(App and web page records)
::::::

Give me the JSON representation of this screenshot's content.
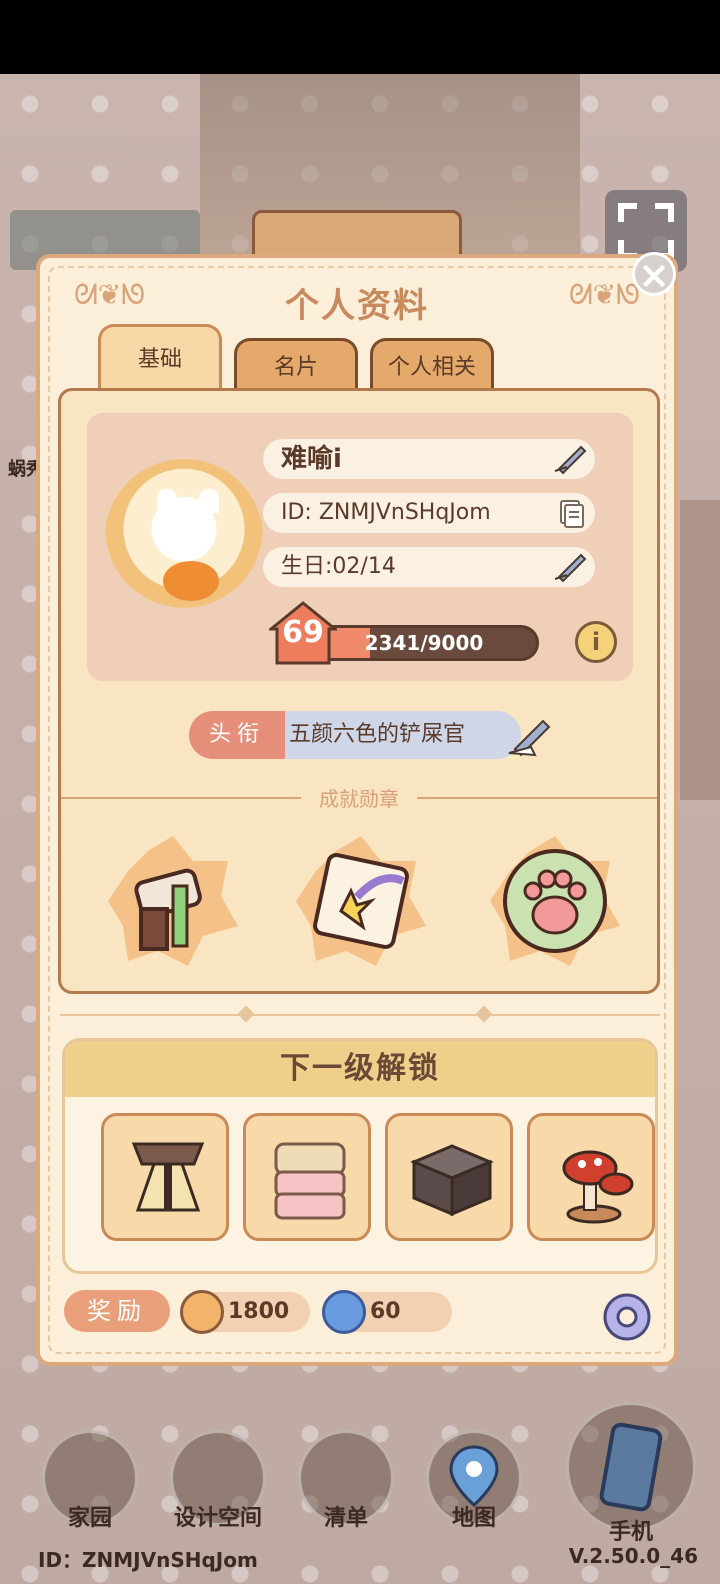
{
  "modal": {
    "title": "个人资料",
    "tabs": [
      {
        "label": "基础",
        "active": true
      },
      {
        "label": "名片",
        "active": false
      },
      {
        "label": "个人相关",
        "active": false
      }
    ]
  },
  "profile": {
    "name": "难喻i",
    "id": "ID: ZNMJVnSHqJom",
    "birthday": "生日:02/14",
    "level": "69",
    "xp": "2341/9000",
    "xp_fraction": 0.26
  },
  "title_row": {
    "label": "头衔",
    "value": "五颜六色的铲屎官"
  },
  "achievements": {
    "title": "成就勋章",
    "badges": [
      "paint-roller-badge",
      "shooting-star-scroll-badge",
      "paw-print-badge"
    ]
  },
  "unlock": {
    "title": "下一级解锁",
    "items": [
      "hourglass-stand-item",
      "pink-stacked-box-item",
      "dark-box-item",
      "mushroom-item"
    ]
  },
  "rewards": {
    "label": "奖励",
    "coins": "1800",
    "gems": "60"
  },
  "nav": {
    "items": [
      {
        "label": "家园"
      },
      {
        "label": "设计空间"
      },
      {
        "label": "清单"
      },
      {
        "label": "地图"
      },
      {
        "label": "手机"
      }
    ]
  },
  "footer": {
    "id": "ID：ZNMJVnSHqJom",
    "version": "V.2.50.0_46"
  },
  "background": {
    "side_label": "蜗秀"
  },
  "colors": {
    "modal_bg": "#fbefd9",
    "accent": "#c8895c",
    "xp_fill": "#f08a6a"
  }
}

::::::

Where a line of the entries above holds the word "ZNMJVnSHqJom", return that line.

    "id": "ID: ZNMJVnSHqJom",
    "id": "ID：ZNMJVnSHqJom",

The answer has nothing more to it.